Damen FCS Demonstrates Versatility Again In Collaborative Technology Project
A new approach has been tested for the search and rescue in the North by Damen Shipyards Group in collaboration with Delft Dynamics and Next Ocean. This included the testing of Delft Dynamics RH3 drone (RH-3 Swift), a fast rescue boat that a Damen Sea Axe Fast Crew Supply (FCS) Vessel which has Next Ocean’s wave and vessel motion predictor launched it.
The aim of the project was to test the drone helicopter operations offshore limits. The Dutch Ministry of Defence funded the test and the Royal Netherlands Navy and the Netherlands Coastguard supported it.
Presently, Delft Dynamics is working on the next stage for the development of its helicopter which is unnamed. It is a drone that has the capacity to go on with observations for about four hours.
The perfect environment for capabilities like this is offshore. After listening to the feasibility study presentation of the company about the launch of a vehicle like this from a vessel, Damen decided to join the project with the advice to add a fast rescue boat to the process.
According to the partners, the most challenging would be the drone’s launch and landing and boat in rough seas. On this, the expertise of Next Ocean that is the producer of a wave and vessel motion predictor was called on by Damen.
The radar of the ship is used by the wave prediction system so as to know about the surroundings of the ship in the sea for about 1 nautical mile which helps in the accurate prediction of the wave activity for the next three minutes.
“With this, we can predict when there will be a window of opportunity to launch the drone and the rescue craft. Take-off and landing of the drone take just 30 seconds, for example,” explains Albert Rijkens, Damen High-Speed Craft Portfolio Manager R&D. “The wave prediction system makes this approach feasible and safe.”

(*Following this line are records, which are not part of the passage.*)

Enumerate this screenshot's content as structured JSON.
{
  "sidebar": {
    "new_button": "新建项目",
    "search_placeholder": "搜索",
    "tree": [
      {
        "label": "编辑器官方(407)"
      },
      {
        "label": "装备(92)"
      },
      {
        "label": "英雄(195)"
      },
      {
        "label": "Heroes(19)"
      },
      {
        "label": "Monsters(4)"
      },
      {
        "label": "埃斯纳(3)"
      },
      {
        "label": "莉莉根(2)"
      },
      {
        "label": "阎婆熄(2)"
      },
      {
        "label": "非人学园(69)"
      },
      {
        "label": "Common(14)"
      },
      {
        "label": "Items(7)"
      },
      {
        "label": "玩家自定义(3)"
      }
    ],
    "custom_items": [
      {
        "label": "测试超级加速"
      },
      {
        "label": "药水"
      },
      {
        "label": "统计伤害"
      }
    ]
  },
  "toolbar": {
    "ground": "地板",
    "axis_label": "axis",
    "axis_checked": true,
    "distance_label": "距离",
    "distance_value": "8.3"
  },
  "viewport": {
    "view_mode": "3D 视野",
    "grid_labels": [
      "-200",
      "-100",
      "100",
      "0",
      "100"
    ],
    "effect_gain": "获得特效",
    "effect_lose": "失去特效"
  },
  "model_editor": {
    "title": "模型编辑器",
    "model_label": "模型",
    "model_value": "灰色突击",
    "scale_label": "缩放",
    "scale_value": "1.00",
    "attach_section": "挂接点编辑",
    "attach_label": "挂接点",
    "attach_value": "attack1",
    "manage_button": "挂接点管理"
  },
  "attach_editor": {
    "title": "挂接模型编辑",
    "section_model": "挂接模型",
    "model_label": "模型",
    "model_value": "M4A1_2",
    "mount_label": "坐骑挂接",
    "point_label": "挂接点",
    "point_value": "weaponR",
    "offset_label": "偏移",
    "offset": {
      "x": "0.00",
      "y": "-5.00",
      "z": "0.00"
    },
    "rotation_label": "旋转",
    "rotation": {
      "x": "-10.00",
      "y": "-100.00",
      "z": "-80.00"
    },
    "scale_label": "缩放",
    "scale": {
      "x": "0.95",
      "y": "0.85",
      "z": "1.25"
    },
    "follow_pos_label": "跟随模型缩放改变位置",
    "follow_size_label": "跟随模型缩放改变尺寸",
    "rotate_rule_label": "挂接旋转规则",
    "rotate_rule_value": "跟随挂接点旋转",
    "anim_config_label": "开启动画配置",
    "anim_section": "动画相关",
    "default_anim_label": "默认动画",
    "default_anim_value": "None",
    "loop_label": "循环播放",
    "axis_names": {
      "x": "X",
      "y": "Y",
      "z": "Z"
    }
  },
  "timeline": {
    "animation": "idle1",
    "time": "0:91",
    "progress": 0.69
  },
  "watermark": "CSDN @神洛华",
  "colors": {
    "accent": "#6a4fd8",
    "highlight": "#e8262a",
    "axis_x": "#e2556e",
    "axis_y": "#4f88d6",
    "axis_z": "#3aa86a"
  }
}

“Performing this test was a tremendous success and demonstrated clearly the feasibility of taking off and landing the drone in rough seas, especially with the excellent sea-keeping behaviour of the Damen Sea Axe bow, paving the way for its use in a wide variety of offshore operations, including search and rescue, fishery inspection, border patrol and humanitarian aid missions,” says Delft Dynamics’ COO and Co-Founder Boris Langendoen.
Karel Roozen, Co-Founder of Next Ocean said that the additional data was also provided by the test which would help in the development of the Next Ocean wave prediction system further. “The system is in a state of constant evolution. The more data we collect, the more we can improve on its capabilities. The current version is developed for operations onboard dynamically positioned or slowly (up to approx. 8 knots) moving vessels. Apart from demonstrating the system at low speed, we gathered information during this trial which will help prepare it to operate at up to 25 knots or even higher speeds, paving the way for a whole new set of additional applications.”
This cooperative approach is, according to Albert, the key to innovation. “At Damen, we hold the philosophy of ‘collaborate to innovate’. It’s something we have done for years already. Working together with our partners – particularly start-ups with the innovative ideas they are looking to trial – is an excellent way to look at ways in which technology can help our clients make their maritime operations safer, more efficient and more sustainable.”